After the Risorgimento, when Florence was briefly the capital of the Kingdom of Italy, Victor Emmanuel II resided in the palazzo until 1871.
His grandson Victor Emmanuel III presented the palazzo to the nation in 1919.
The palazzo and other buildings in the Boboli Gardens were then divided into five separate art galleries and a museum, housing not only many of its original contents, but also priceless artefacts from many other collections acquired by the state.
The 140 rooms open to the public are part of an interior, which is in large part a later product than the original portion of the structure, mostly created in two phases: one in the 17th century and the other in the early 18th century.
The Palatine Gallery
The Palatine Gallery, the main gallery of Palazzo Pitti, occupies the entire first floor of the palace and contains a large ensemble of over 500 principally Renaissance paintings, which were once part of the private art collection of the Medici and their successors.
The lavish Gallery was founded between the end of the 18th century and the first decades of the 19th century by the Habsburg-Lorraine family, who hung about 500 masterpieces in the ceremonial rooms chosen from the main Medici collections.
It is an impressive selection, which includes the largest concentration of paintings by Raphael in the world, as well as invaluable works by Titian, Tintoretto, Caravaggio, and Rubens. The paintings, in their lavish frames, entirely cover the walls of the rooms, which are enriched by sculptures, vases, and tables with semi-precious stone inlays, typical of 17th-century galleries.
The sensational series of baroque frescoes in the “Planet Rooms” (scenes of mythology, nature, and symbolism) by Pietro da Cortona for Grand Duke of Tuscany Ferdinando II de’ Medici, realized between 1640 and 1647 add to the unique charm of the Gallery, where every work of art is enhanced by the setting and the furnishings.
The character of the gallery is still that of a private collection, and the works of art are displayed and hung much as they would have been in the grand rooms for which they were intended rather than following a chronological sequence or arranged according to a particular school of art.
Other Pitti Palace museums
Today Palazzo Pitti, in addition to the Palatine Gallery with his 28 rooms, houses several important museums:
- the Gallery of Modern Art
- the Silver Museum
- the Costume Museum
- the Porcelain Museum
- the Royal Apartments
- and the recently acquired Contini-Bonacossi Collection.
For practical info about the visit to the Pitti Palace museums – opening hours, prices, tickets, etc. – you can read the apposite page of Florence Art Museums website.
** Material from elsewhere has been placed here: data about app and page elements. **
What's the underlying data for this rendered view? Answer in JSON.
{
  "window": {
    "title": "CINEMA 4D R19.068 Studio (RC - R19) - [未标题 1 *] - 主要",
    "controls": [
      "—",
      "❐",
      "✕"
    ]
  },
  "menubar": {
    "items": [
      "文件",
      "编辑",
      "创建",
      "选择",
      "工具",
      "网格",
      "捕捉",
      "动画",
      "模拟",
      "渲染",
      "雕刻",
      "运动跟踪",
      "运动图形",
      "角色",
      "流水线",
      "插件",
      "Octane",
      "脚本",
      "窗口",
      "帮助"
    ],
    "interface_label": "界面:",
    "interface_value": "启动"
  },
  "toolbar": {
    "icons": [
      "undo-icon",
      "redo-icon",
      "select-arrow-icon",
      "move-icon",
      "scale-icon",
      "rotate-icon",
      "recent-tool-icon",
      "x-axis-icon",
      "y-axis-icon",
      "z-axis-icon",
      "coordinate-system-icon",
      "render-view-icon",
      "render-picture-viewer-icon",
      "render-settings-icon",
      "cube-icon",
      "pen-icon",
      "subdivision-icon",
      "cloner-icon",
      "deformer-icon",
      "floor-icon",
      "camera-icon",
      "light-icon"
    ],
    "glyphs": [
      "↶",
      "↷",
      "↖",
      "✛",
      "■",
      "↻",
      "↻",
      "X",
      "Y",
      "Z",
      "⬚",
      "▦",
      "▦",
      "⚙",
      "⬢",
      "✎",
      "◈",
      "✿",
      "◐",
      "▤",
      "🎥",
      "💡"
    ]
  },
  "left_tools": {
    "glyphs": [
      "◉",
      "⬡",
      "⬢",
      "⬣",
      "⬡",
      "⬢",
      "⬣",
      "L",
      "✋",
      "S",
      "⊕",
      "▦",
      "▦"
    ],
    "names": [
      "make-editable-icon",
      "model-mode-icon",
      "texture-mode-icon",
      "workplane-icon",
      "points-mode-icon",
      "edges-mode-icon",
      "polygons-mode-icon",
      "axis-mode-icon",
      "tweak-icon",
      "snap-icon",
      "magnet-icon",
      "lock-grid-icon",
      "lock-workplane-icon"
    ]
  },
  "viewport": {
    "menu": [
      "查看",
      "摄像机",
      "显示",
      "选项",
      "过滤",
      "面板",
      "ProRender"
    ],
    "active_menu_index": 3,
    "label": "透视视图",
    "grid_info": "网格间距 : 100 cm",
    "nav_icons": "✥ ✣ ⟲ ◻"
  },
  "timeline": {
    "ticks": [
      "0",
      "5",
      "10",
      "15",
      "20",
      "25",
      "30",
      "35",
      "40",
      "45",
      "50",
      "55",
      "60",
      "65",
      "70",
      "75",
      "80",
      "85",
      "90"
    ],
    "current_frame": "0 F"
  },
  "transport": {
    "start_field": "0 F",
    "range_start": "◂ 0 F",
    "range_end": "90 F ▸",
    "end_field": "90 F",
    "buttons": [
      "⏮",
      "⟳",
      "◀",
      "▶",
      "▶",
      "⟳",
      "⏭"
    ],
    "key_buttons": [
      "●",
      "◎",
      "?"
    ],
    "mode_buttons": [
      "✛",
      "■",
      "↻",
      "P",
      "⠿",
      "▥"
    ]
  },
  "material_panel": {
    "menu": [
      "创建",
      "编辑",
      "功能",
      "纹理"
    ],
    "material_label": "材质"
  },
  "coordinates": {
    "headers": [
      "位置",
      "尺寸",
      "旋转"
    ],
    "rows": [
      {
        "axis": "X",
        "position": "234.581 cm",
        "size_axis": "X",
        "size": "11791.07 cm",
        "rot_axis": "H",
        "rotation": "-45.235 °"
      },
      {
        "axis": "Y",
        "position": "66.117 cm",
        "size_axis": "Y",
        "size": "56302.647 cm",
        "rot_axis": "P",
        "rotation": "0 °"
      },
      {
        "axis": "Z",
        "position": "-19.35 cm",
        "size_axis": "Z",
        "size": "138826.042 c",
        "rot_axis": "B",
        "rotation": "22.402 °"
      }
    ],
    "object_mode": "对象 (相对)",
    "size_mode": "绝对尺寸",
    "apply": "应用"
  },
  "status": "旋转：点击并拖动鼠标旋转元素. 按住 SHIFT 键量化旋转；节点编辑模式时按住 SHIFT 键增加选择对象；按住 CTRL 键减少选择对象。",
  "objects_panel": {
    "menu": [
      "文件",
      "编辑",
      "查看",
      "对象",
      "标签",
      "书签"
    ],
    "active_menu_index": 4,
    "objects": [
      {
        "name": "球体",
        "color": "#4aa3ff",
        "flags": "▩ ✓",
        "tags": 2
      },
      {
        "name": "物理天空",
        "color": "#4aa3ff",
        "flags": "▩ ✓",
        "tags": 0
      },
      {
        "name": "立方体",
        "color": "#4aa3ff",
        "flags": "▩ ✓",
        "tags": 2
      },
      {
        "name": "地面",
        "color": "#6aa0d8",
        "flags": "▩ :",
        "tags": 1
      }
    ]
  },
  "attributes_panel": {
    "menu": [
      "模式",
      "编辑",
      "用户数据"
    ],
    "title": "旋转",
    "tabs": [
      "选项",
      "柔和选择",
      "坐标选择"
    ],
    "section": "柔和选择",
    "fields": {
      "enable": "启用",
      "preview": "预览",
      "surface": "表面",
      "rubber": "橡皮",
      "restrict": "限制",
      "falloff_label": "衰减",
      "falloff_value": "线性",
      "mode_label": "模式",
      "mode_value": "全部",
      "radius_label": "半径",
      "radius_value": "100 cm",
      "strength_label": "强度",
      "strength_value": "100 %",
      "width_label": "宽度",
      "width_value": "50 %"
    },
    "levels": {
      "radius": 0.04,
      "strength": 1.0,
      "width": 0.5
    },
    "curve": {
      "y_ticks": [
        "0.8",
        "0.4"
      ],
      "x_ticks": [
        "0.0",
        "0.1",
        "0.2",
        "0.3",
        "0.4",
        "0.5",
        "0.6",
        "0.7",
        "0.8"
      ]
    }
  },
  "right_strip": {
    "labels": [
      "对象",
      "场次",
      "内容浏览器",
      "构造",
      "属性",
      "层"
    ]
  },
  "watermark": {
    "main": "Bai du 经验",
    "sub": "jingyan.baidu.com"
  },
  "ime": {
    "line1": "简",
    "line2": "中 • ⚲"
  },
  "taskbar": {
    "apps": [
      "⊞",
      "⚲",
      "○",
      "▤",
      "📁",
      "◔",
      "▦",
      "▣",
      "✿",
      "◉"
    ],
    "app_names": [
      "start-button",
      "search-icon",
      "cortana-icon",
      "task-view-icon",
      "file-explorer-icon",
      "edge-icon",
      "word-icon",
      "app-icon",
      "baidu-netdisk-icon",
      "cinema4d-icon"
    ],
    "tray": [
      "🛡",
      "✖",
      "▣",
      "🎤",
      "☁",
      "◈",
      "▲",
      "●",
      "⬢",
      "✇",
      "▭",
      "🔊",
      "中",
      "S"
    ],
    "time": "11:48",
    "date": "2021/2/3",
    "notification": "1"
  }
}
Here some guided tours of Pitti Palace museums provided by GetYourGuide, a portal which offers museum tickets, walking tours, and other kind of actitivies in Florence, Tuscany and all around the world.
This post was originally published on August 31, 2013, and has been updated and enriched on 18 February, 2019.